  • A recent forum post on an old house restoration and renovation website asked what they could do to hide the bright white vinyl replacement windows that the previous owners had installed. They didn't have the money to replace the windows, and the windows were still working fine, but were glaringly inappropriate for their historic home. For situations like this, an affordable solution is to install traditional wood window screens over the windows.Wood window screens can be built by homeowners with some woodworking skills or hired out for a reasonable cost from a local carpenter. They are historically appropriate on most home styles since they were commonly added even to the earliest homes by later homeowners. The best woods for screen longevity are cedar, cypress, or mahogany, although other woods can be used if primed and painted thoroughly. Paintable water repellent preservatives applied before priming are also useful for extending the life of the newly built screens. Screen frames are typically 1-1/2" to 2" wide and corners can be joined by screws, L-brackets, pegs or historically appropriate bridle joints for more accomplished woodworkers. Screening is applied after painting by stapling to the frame, then the edges are covered by screen molding, which is a narrow rounded trim piece.When trying to hide inappropriate non-historic windows, full height screens are recommended set flush with the exterior casing or within the brickmold trim. Using charcoal or other dark color screening helps mute the bright white of the vinyl windows behind the screen. Painting the screens a contrasting accent color also draws attention away from the windows behind and adds an attractive element to your home. Forest green, black, deep brown and burgundy were common screen accent colors. Install the screens with stainless face-mounted hangers and your replacement windows will no longer detract from the historic appearance of your home.Note: This article is an expanded and updated version of an earlier post.

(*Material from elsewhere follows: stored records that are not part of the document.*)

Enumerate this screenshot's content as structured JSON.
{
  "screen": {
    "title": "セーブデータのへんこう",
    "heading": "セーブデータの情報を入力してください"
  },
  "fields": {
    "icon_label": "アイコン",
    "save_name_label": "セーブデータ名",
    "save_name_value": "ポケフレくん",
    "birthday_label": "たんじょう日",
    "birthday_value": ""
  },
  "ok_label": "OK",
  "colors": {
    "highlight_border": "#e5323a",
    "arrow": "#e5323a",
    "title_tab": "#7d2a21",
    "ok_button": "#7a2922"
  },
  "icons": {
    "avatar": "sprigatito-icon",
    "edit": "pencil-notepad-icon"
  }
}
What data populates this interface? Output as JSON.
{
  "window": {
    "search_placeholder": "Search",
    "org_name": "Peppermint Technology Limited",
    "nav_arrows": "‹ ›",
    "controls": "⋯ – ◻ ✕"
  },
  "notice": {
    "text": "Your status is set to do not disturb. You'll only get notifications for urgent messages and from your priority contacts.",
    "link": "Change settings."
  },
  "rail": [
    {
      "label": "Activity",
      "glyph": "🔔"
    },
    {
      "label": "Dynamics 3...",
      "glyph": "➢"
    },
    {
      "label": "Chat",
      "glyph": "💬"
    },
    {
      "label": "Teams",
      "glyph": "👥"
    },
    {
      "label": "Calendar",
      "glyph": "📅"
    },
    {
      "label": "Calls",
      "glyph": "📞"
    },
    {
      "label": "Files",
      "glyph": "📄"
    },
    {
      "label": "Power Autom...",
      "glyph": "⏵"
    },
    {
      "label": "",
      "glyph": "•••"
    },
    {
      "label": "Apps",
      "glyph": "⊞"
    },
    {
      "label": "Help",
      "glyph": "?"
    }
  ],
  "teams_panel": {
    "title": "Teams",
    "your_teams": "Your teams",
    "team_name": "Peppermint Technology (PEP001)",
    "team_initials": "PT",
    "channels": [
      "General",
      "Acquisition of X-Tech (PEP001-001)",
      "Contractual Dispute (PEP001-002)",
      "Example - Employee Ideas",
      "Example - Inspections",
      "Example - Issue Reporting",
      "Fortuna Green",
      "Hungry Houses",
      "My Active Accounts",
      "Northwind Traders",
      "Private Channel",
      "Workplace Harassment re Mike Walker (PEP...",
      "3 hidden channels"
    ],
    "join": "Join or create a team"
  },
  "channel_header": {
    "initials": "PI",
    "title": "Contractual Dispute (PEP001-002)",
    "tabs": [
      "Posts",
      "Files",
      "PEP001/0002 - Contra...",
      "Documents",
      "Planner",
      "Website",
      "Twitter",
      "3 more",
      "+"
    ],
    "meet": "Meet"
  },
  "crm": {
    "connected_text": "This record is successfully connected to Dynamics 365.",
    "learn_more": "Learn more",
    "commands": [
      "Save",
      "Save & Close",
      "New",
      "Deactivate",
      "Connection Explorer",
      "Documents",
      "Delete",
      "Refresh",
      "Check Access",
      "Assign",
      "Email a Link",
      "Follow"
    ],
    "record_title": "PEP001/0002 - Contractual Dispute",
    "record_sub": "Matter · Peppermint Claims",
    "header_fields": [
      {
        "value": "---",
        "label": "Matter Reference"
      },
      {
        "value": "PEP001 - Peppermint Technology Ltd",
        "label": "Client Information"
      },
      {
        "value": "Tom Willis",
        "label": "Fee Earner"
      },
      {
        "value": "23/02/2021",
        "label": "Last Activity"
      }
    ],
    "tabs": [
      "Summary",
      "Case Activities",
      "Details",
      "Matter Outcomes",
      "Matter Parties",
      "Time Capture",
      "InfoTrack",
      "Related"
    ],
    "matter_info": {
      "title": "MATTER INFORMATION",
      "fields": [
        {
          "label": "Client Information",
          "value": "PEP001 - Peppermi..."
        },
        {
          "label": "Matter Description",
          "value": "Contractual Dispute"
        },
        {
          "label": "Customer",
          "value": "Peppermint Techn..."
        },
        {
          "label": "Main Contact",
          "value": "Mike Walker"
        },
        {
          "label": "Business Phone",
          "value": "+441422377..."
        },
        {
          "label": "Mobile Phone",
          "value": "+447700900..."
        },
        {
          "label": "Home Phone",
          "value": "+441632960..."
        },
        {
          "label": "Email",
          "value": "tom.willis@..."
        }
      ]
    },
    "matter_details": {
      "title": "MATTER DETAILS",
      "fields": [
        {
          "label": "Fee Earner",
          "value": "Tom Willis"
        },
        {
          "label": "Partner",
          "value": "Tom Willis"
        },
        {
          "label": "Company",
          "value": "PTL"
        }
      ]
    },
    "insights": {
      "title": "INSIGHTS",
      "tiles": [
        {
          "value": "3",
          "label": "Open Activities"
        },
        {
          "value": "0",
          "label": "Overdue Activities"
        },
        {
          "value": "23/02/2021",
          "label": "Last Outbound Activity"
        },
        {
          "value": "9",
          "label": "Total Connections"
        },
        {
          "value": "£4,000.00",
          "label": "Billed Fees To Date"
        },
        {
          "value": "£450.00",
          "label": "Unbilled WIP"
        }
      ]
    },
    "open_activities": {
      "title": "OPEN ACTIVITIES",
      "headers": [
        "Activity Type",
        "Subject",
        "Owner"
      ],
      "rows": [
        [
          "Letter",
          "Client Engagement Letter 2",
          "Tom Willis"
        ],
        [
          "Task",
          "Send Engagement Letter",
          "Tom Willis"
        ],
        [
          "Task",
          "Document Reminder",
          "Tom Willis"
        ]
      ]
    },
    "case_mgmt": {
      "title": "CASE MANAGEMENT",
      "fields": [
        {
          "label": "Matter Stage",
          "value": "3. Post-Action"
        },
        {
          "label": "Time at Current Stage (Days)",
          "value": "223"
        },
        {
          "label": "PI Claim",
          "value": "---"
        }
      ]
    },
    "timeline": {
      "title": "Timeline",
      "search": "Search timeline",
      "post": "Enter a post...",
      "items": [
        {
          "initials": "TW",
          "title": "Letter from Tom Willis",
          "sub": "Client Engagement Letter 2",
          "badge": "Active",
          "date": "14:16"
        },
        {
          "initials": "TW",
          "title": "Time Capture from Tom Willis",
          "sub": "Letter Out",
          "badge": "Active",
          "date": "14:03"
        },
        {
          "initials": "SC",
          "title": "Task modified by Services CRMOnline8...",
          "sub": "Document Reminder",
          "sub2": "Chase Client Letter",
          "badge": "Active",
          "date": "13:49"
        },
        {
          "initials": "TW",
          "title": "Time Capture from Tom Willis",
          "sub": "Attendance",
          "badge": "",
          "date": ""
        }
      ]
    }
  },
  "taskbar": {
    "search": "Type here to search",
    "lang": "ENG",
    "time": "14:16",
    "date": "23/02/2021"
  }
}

  • Historic Shed recently made a presentation entitled "Why Save Your Historic Wood Windows" at the historic Shuffleboard Courts in St. Petersburg, FL along with City of St. Petersburg Historic Preservation Planner Aimee Angel and window restoration contractor Steve Quillian. Below is the PowerPoint presentation that we used as an outline for our presentation. Please feel free to ask any questions in the comment section below since this is a topic we feel strongly about.Why Save Historic WindowsView more presentations from Jo-anne Peck.